LAST week I allowed myself to be talked into serving myself at the checkout in Sainsbury’s by a young lady who then stood over me while I tried to pay for my goods.
The machine told me that there was an unknown object in the bagging area and I suggested that perhaps it had something to do with the fact that I hadn’t started yet – but the young lady explained that the machine couldn’t actually hear me.
So we started again and things went well before I placed a couple of bottles on non-alcoholic beer on the thing. The cashier in the machine explained that I needed clearance to buy the item and the real young lady stepped forward again and informed me that the machine could not recognise the difference between non alcoholic beer and alcoholic beer so that my age had to be checked by her.

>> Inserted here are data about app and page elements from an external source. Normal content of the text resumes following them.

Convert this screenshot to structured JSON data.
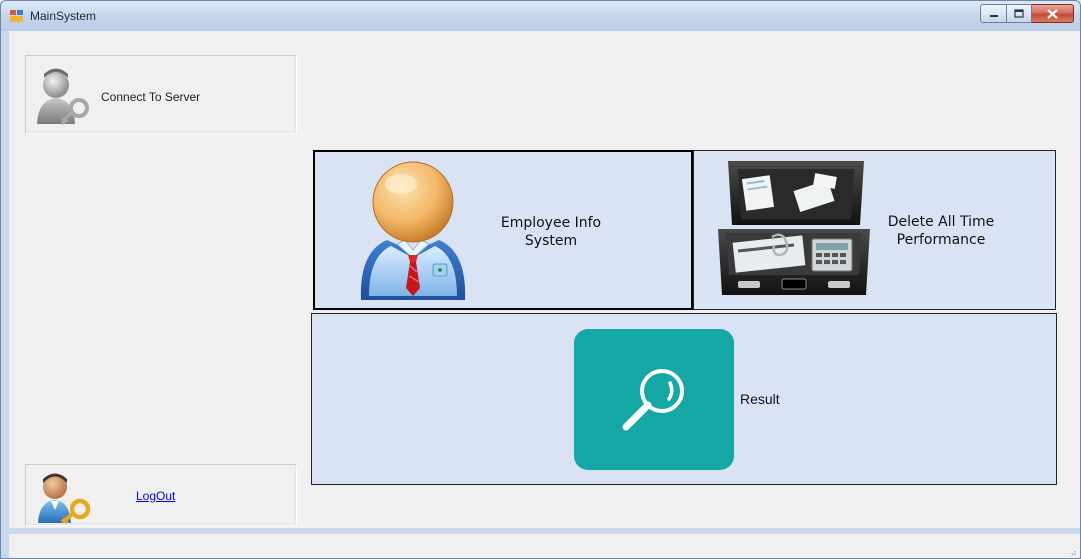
{
  "window": {
    "title": "MainSystem",
    "controls": {
      "minimize": "minimize",
      "maximize": "maximize",
      "close": "close"
    }
  },
  "sidebar": {
    "connect_label": "Connect To Server",
    "logout_label": "LogOut"
  },
  "tiles": {
    "employee": {
      "line1": "Employee Info",
      "line2": "System"
    },
    "delete": {
      "line1": "Delete All Time",
      "line2": "Performance"
    },
    "result": {
      "label": "Result"
    }
  },
  "icons": {
    "app": "app-window-icon",
    "connect": "user-key-icon",
    "logout": "user-key-icon",
    "employee": "employee-avatar-icon",
    "delete": "briefcase-icon",
    "result": "magnifier-icon"
  },
  "colors": {
    "tile_background": "#dae3f3",
    "result_accent": "#15a7a5",
    "link": "#0000ee"
  }
}
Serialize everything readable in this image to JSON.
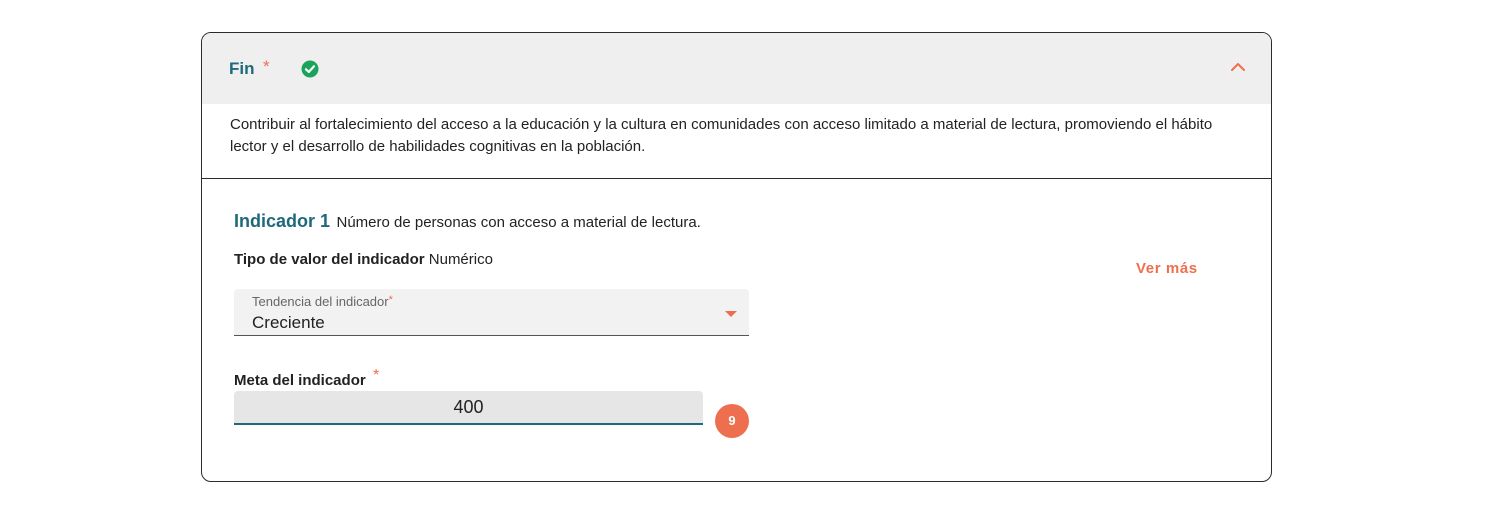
{
  "section": {
    "title": "Fin",
    "required_mark": "*",
    "status_icon": "check-circle-icon",
    "collapse_icon": "chevron-up-icon",
    "description": "Contribuir al fortalecimiento del acceso a la educación y la cultura en comunidades con acceso limitado a material de lectura, promoviendo el hábito lector y el desarrollo de habilidades cognitivas en la población."
  },
  "indicator": {
    "label": "Indicador 1",
    "name": "Número de personas con acceso a material de lectura.",
    "value_type_label": "Tipo de valor del indicador",
    "value_type": "Numérico",
    "see_more": "Ver más",
    "trend": {
      "label": "Tendencia del indicador",
      "required_mark": "*",
      "value": "Creciente"
    },
    "goal": {
      "label": "Meta del indicador",
      "required_mark": "*",
      "value": "400"
    },
    "badge": "9"
  },
  "colors": {
    "accent": "#ee6f4f",
    "title": "#1e6a7a",
    "success": "#1aa35a",
    "header_bg": "#efefef"
  }
}
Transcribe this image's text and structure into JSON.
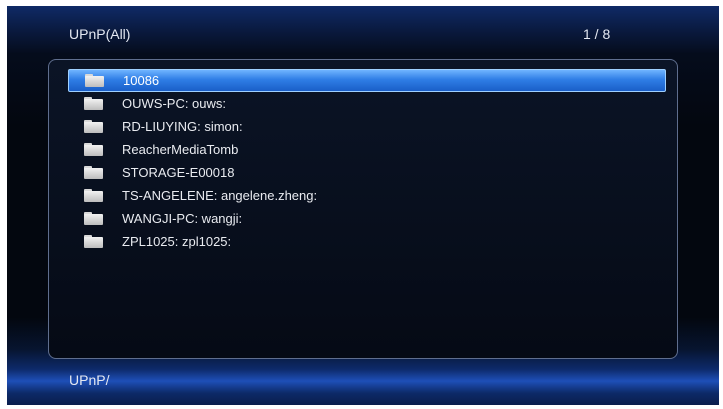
{
  "header": {
    "title": "UPnP(All)",
    "page_counter": "1 / 8"
  },
  "list": {
    "selected_index": 0,
    "items": [
      {
        "label": "10086",
        "icon": "folder-icon"
      },
      {
        "label": "OUWS-PC: ouws:",
        "icon": "folder-icon"
      },
      {
        "label": "RD-LIUYING: simon:",
        "icon": "folder-icon"
      },
      {
        "label": "ReacherMediaTomb",
        "icon": "folder-icon"
      },
      {
        "label": "STORAGE-E00018",
        "icon": "folder-icon"
      },
      {
        "label": "TS-ANGELENE: angelene.zheng:",
        "icon": "folder-icon"
      },
      {
        "label": "WANGJI-PC: wangji:",
        "icon": "folder-icon"
      },
      {
        "label": "ZPL1025: zpl1025:",
        "icon": "folder-icon"
      }
    ]
  },
  "footer": {
    "path": "UPnP/"
  },
  "colors": {
    "selection": "#2f7ee6",
    "background": "#03070f",
    "accent_glow": "#1e4fb8",
    "text": "#e9ebf0"
  }
}
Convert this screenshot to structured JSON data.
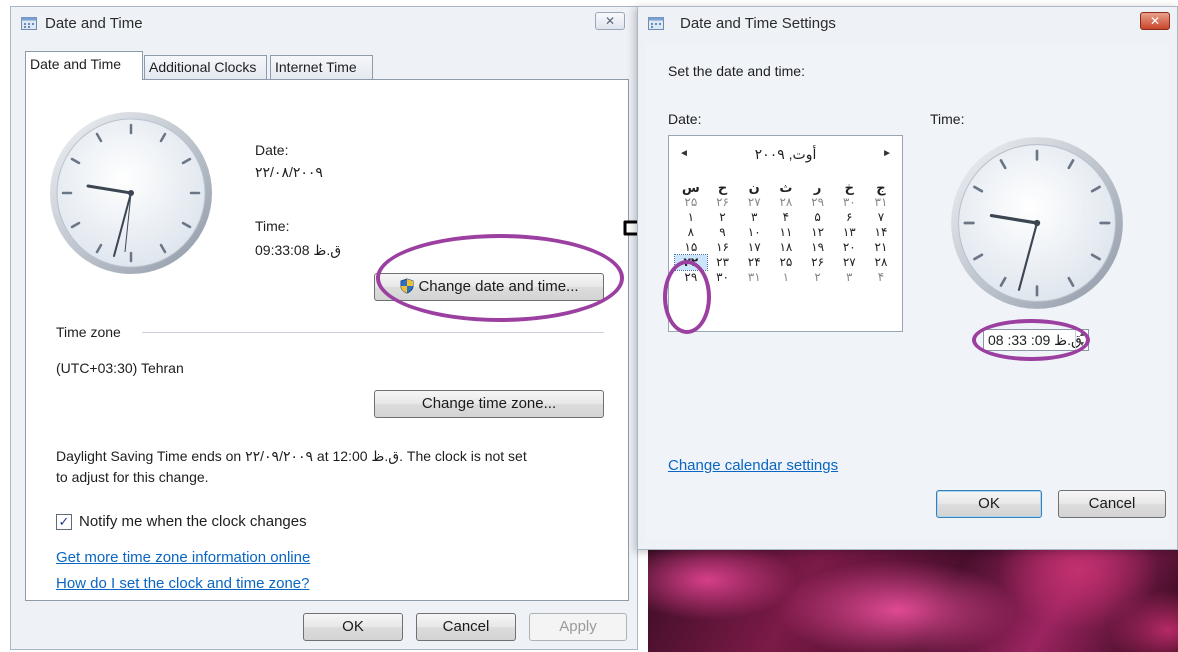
{
  "left_window": {
    "title": "Date and Time",
    "close_label": "✕",
    "tabs": [
      {
        "label": "Date and Time",
        "active": true
      },
      {
        "label": "Additional Clocks",
        "active": false
      },
      {
        "label": "Internet Time",
        "active": false
      }
    ],
    "date_label": "Date:",
    "date_value": "۲۲/۰۸/۲۰۰۹",
    "time_label": "Time:",
    "time_value": "ق.ظ 09:33:08",
    "change_datetime_button": "Change date and time...",
    "timezone_heading": "Time zone",
    "timezone_value": "(UTC+03:30) Tehran",
    "change_timezone_button": "Change time zone...",
    "dst_line1": "Daylight Saving Time ends on ۲۲/۰۹/۲۰۰۹ at 12:00 ق.ظ. The clock is not set",
    "dst_line2": "to adjust for this change.",
    "notify_label": "Notify me when the clock changes",
    "notify_checked": true,
    "link_more_info": "Get more time zone information online",
    "link_how_to": "How do I set the clock and time zone?",
    "ok_button": "OK",
    "cancel_button": "Cancel",
    "apply_button": "Apply"
  },
  "right_window": {
    "title": "Date and Time Settings",
    "close_label": "✕",
    "instruction": "Set the date and time:",
    "date_label": "Date:",
    "time_label": "Time:",
    "calendar": {
      "month_title": "أوت, ۲۰۰۹",
      "prev": "◄",
      "next": "►",
      "weekday_headers": [
        "ج",
        "خ",
        "ر",
        "ث",
        "ن",
        "ح",
        "س"
      ],
      "weeks": [
        [
          "۳۱",
          "۳۰",
          "۲۹",
          "۲۸",
          "۲۷",
          "۲۶",
          "۲۵"
        ],
        [
          "۷",
          "۶",
          "۵",
          "۴",
          "۳",
          "۲",
          "۱"
        ],
        [
          "۱۴",
          "۱۳",
          "۱۲",
          "۱۱",
          "۱۰",
          "۹",
          "۸"
        ],
        [
          "۲۱",
          "۲۰",
          "۱۹",
          "۱۸",
          "۱۷",
          "۱۶",
          "۱۵"
        ],
        [
          "۲۸",
          "۲۷",
          "۲۶",
          "۲۵",
          "۲۴",
          "۲۳",
          "۲۲"
        ],
        [
          "۴",
          "۳",
          "۲",
          "۱",
          "۳۱",
          "۳۰",
          "۲۹"
        ]
      ],
      "selected": "۲۲"
    },
    "time_value": "ق.ظ 09: 33: 08",
    "link_calendar_settings": "Change calendar settings",
    "ok_button": "OK",
    "cancel_button": "Cancel"
  },
  "colors": {
    "highlight_oval": "#9b3fa0",
    "link": "#0a66c2"
  }
}
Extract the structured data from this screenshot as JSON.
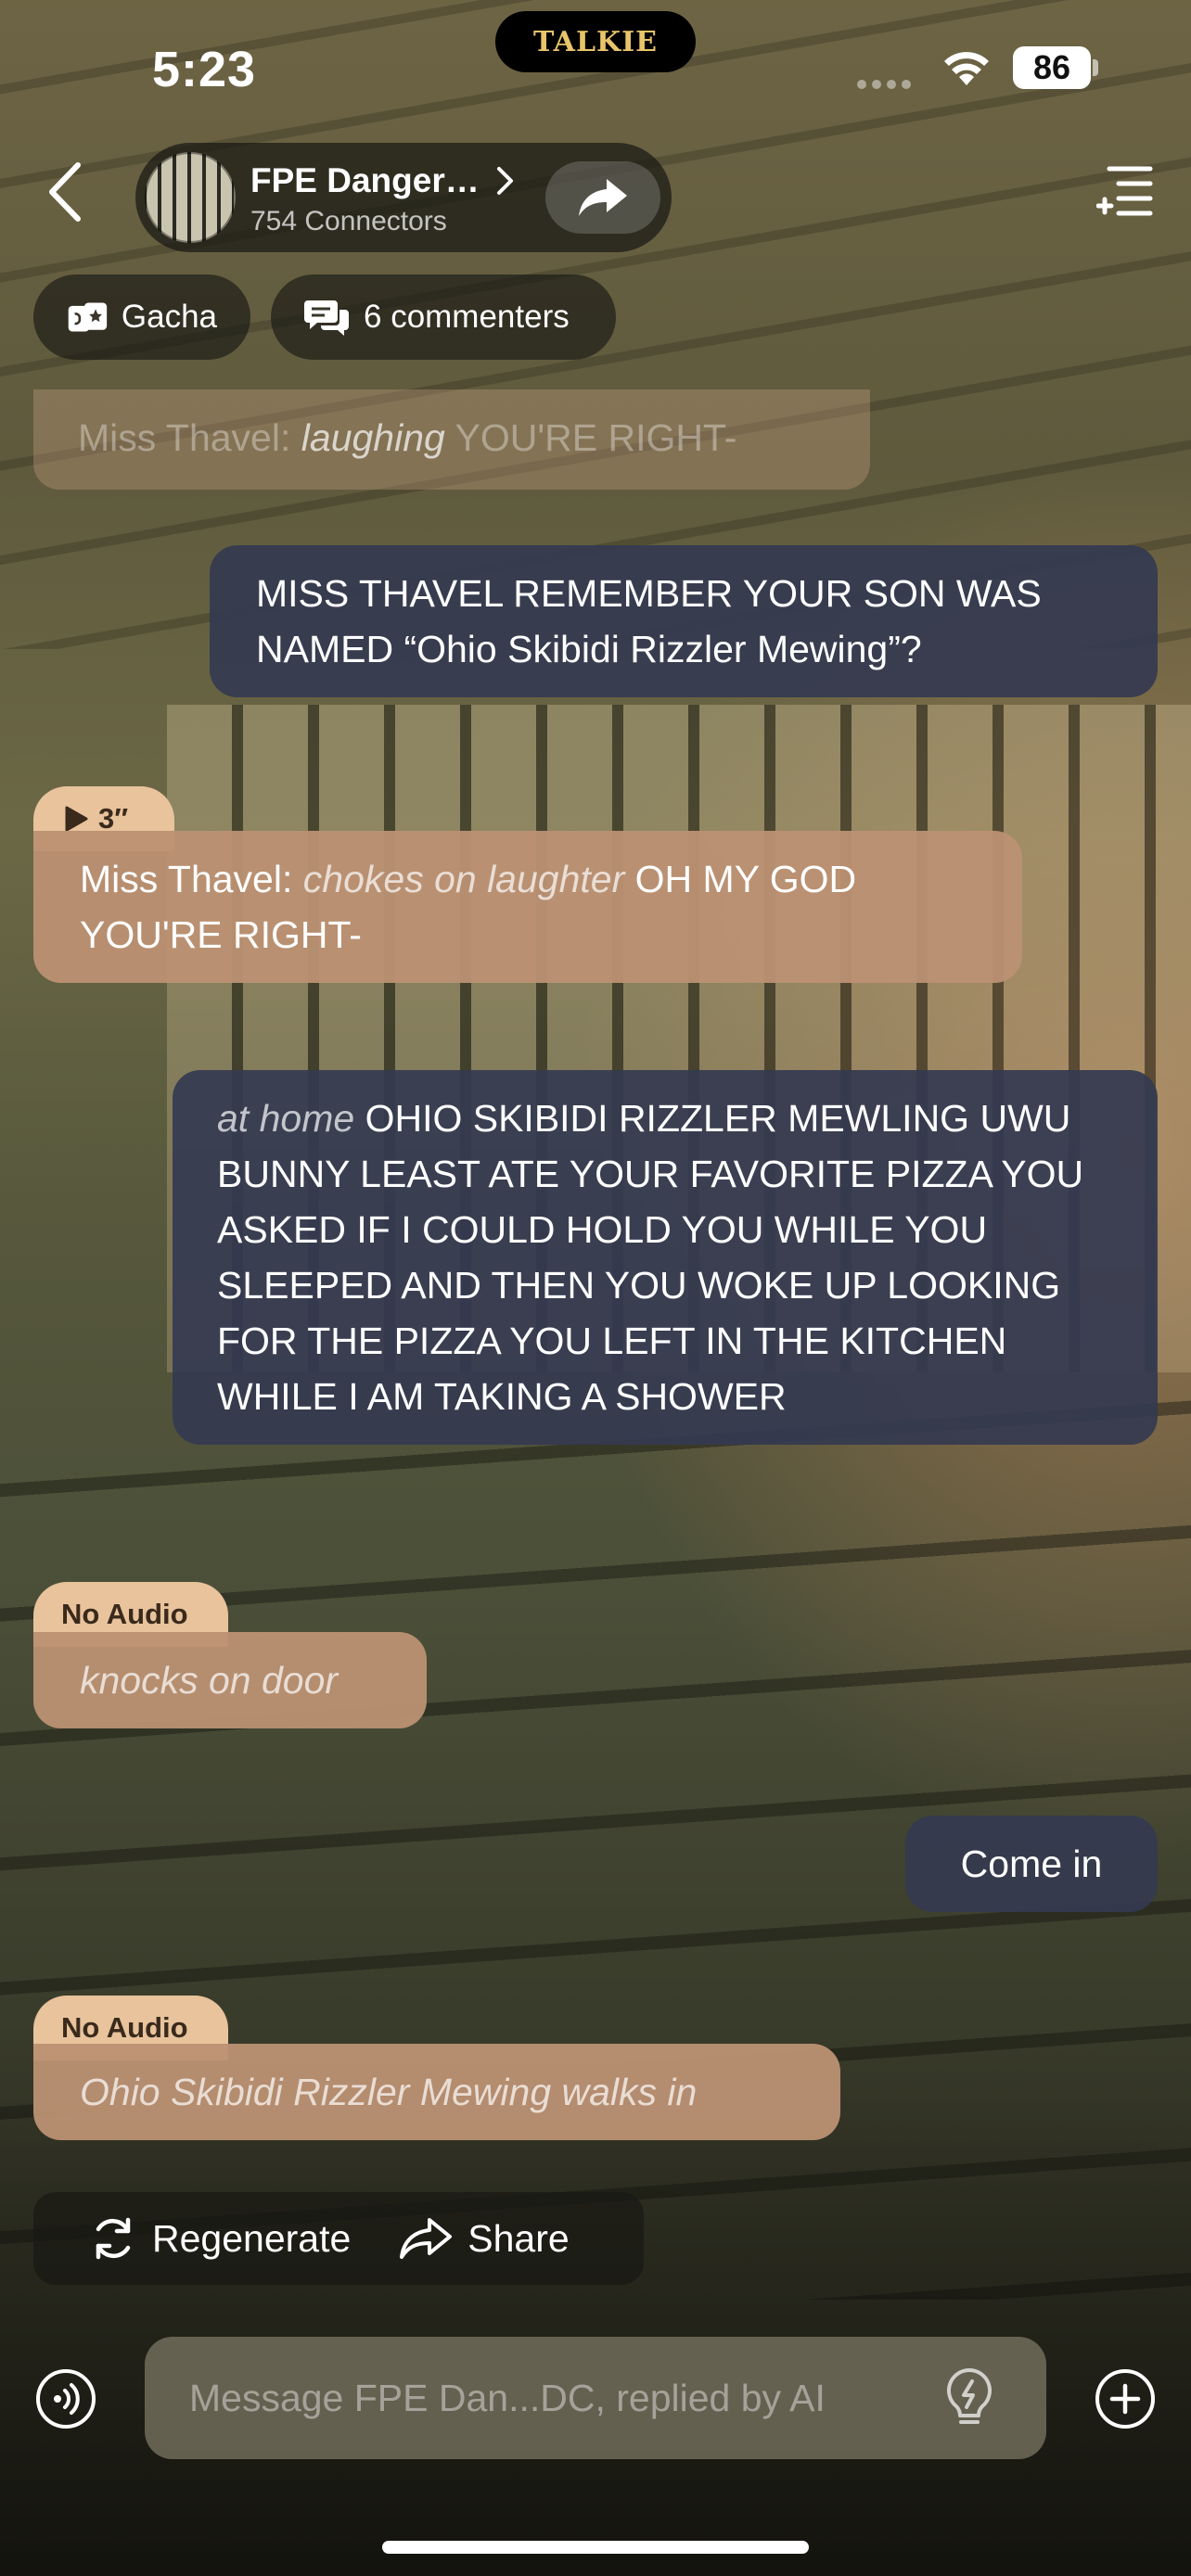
{
  "status_bar": {
    "time": "5:23",
    "battery": "86",
    "notch_logo": "TALKIE"
  },
  "header": {
    "room_title": "FPE Danger…",
    "room_subtitle": "754 Connectors"
  },
  "chips": {
    "gacha": "Gacha",
    "comments": "6 commenters"
  },
  "messages": {
    "faded_partial": {
      "speaker": "Miss Thavel:",
      "action": "laughing",
      "text": "YOU'RE RIGHT-"
    },
    "m1": {
      "text": "MISS THAVEL REMEMBER YOUR SON WAS NAMED “Ohio Skibidi Rizzler Mewing”?"
    },
    "m2": {
      "tag": "3″",
      "speaker": "Miss Thavel:",
      "action": "chokes on laughter",
      "text": "OH MY GOD YOU'RE RIGHT-"
    },
    "m3": {
      "action": "at home",
      "text": "OHIO SKIBIDI RIZZLER MEWLING UWU BUNNY LEAST ATE YOUR FAVORITE PIZZA YOU ASKED IF I COULD HOLD YOU WHILE YOU SLEEPED AND THEN YOU WOKE UP LOOKING FOR THE PIZZA YOU LEFT IN THE KITCHEN WHILE I AM TAKING A SHOWER"
    },
    "m4": {
      "tag": "No Audio",
      "action": "knocks on door"
    },
    "m5": {
      "text": "Come in"
    },
    "m6": {
      "tag": "No Audio",
      "action": "Ohio Skibidi Rizzler Mewing walks in"
    }
  },
  "actions": {
    "regenerate": "Regenerate",
    "share": "Share"
  },
  "composer": {
    "placeholder": "Message FPE Dan...DC, replied by AI"
  },
  "colors": {
    "user_bubble": "#343a50",
    "ai_bubble": "#bc9173",
    "tag": "#e8c39c"
  }
}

I decided to look upon this as something of a compliment and offered the machine a DVD. The machine then emitted an alarm and the young lady moved in again, explaining that the DVD had a tag on it and had to be cleared by her.
As I returned to my car I discussed with myself the reason that Sainsbury’s had decided to install such a monstrosity and reached the conclusion that one sales person could run six machines thus saving the company the wages for five checkout people. More profit for the supermarket and high blood pressure for old folk like me.
I can never understand quite how this profit thing works. It seems these big stores are able to knock down the price of say, a three-piece suite, by 50 per cent throughout the year – so how much profit where they taking when it was sold at it’s original price? You can be sure that they aren’t giving anything away for nothing, so who is kidding who?
I suppose that in a world where executives can afford to hand back their annual bonus and still take home massive amounts of money – in some cases putting a large bank on a more even keel by making 20,000 odd employees redundant anything goes.